by Steven Ertelt
November 24, 2006
Washington, DC (LifeNews.com) — Two of the leading embryonic stem cell research advocates in Congress say they think they have enough votes in both the House and Senate to override any second veto President Bush may issue on a bill to force taxpayers to pay for the destructive research.
Congress approved the legislation last year, but President Bush vetoed the bill saying that it’s wrong for the federal government to pay for the destruction of human life for research.
Because of the 2006 election, which saw some pro-life lawmakers defeated and replaced with pro-abortion legislators who favor embryonic stem cell research, some activists say they now have enough votes to override a veto.
"I think we have the votes in the Senate to override a veto, and we may have them in the House. I think we can get there," Sen. Orrin Hatch told the Salt Lake Tribune.
"According to some, we’re only a couple votes short, and I think I know where those votes are," the Republican senator added.
Hatch says he’s been working with members of the Bush administration to try to tinker with the wording of the bill with the hope of getting the president to support it.
However, White House spokesman Blair Jones told the newspaper that the president hasn’t changed his mind on taxpayer funding for embryonic stem cell research and pointed out that only the use of adult stem cells has actually helped patients.
"Those are facts that cannot be denied," she said.
"After careful and thoughtful deliberation with government and outside experts, there was only one moral line that the President said that he would not cross — and that is that federal taxpayer dollars should not be used in the destruction of embryos," Jones added.
Bush vetoed the previous bill in July and the House voted 235-193 in favor of overriding the veto, but the vote was 51 short of the two-thirds necessary to override it. The Senate voted for the bill 63-37, which was four votes short of being able to override a veto.
Others say there are still not enough votes to override a veto.
Robert Klein, who heads the California agency charged with spending billions on embryonic stem cell research and human cloning there, says he thinks there are enough votes to overturn a veto in the Senate, but not the House.
"Based on their known positions, we have a veto-proof Senate. The challenge will be the House, where we need about 35 votes on the Republican side," he said.
Meanwhile, Rep. Diana DeGette, a Colorado Democrat who was a leading sponsor of the funding bill in the House, said she has spoken with many of the 41 new Democrats in the chamber.
"To describe them as wildly enthusiastic about this bill would be an understatement," she told the Tribune. "I think the election really sent a message to Washington that the voters want embryonic stem cell research passed."
However, polls show the opposite was true.
A post-election poll conducted by Fox News found that, in the Missouri Senate race, which was dominated by embryonic stem cell research, neither the issue nor ads from actor Michael J. Fox helped Claire McCaskill. In fact, the ads benefited pro-life Sen. Jim Talent, who opposed taxpayer funding of the controversial science.
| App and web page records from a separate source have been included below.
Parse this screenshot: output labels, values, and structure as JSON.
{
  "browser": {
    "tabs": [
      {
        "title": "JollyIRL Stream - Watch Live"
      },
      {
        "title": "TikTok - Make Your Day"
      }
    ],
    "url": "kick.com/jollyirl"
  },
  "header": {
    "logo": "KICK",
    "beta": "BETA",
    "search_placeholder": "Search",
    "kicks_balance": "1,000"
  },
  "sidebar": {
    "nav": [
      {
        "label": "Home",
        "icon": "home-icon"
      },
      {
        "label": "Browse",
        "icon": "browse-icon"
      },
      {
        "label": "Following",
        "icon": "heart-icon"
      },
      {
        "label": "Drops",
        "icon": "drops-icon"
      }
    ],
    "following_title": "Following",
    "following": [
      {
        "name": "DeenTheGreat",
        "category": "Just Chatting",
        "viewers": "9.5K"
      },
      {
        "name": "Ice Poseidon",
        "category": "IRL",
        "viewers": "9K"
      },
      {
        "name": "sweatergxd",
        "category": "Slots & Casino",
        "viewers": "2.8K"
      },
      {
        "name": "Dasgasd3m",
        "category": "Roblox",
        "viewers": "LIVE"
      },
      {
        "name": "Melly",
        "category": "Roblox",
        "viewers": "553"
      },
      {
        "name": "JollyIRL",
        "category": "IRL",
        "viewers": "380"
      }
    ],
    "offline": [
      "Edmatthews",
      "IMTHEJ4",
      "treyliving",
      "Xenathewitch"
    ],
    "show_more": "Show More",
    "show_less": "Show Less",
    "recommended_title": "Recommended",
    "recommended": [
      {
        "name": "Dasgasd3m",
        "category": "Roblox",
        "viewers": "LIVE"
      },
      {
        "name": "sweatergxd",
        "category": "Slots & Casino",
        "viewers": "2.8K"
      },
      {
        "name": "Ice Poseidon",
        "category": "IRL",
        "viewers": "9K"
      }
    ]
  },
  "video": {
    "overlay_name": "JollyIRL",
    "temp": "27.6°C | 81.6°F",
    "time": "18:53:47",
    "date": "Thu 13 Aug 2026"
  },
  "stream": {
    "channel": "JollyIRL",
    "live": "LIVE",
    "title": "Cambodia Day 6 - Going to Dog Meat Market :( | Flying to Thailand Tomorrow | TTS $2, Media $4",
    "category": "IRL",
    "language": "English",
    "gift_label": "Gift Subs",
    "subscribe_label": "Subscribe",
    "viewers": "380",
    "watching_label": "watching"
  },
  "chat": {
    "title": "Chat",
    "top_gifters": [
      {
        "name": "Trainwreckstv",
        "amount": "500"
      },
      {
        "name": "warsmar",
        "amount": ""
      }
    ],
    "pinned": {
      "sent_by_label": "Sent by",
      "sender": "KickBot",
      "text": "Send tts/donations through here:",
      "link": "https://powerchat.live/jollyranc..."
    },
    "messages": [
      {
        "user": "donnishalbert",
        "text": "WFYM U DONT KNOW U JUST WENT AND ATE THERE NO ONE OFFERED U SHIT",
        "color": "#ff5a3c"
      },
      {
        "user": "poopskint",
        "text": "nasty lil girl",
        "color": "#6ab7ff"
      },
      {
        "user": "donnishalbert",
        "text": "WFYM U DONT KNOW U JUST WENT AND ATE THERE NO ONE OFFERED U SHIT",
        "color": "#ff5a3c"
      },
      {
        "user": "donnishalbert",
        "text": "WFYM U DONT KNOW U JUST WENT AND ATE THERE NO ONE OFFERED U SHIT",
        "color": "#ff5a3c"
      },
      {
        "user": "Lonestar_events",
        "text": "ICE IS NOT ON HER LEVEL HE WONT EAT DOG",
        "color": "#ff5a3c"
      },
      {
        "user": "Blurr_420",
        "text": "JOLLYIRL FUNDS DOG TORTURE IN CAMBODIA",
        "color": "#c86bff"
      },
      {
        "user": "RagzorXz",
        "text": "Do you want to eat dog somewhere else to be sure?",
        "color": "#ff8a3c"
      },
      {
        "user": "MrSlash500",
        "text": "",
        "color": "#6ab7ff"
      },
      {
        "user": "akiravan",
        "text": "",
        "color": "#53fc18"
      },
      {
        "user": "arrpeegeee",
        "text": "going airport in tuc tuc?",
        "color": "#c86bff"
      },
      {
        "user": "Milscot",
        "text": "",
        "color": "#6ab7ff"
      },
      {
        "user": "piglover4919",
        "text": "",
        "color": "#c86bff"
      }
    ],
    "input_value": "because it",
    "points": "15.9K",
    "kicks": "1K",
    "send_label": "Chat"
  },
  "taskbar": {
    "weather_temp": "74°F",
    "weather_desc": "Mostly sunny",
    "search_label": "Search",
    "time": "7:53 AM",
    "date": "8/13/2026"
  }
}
Fox News asked Missouri voters whether the embryonic stem cell research ad campaign made voters more or less likely to vote for McCaskill, who Fox endorsed in the commercials.
A whopping 71 percent said the ads made "No difference" in their vote.
Only 7 percent said the ads made them more likely to support McCaskill but a larger group of voters, 18 percent, said Fox’s commercials made them less likely to support her.
Of those voters who said it made them less likely to vote for her some 94 percent ended up supporting pro-life Sen. Jim Talent, who opposed embryonic stem cell research funding.
Polls show Americans aren’t clamoring for their tax dollars to pay for the destruction of human life for embryonic stem cell research that has yet to help any patients and may never do so.
A new poll conducted by Newsweek in August showed a decline in the support for taxpayer funding of embryonic stem cell research.
According to the poll, 48 percent of Americans favor funding embryonic stem cell research with taxpayer funds while 40 percent say they don’t.
That eight percent margin is down from an October 2005 Newsweek poll showing a 50-36 percentage split — or a 14 percent margin. That means support for funding embryonic stem cell research with tax dollars is down 6 percent from late last year.
Other polls show lower support for using taxpayer dollars to pay for embryonic stem cell research.
Conducted by International Communications Research in mid-May, a poll found 48% of Americans oppose federal funding of stem cell research that requires destroying human embryos. Just 39% support such funding and another 12 percent had no position.
The ICR survey found 57% favored funding only the research avenues that do not harm the donor. Just 24% favored funding all stem cell research, including the type that involves destroying human embryos.
Adult stem cells have already produced 70 cures or treatments for various conditions including various cancers such as breast cancer, lymphomas, leukemia, arthritis, heart damage, Parkinsons, Sickle Cell Anemia and other disorders.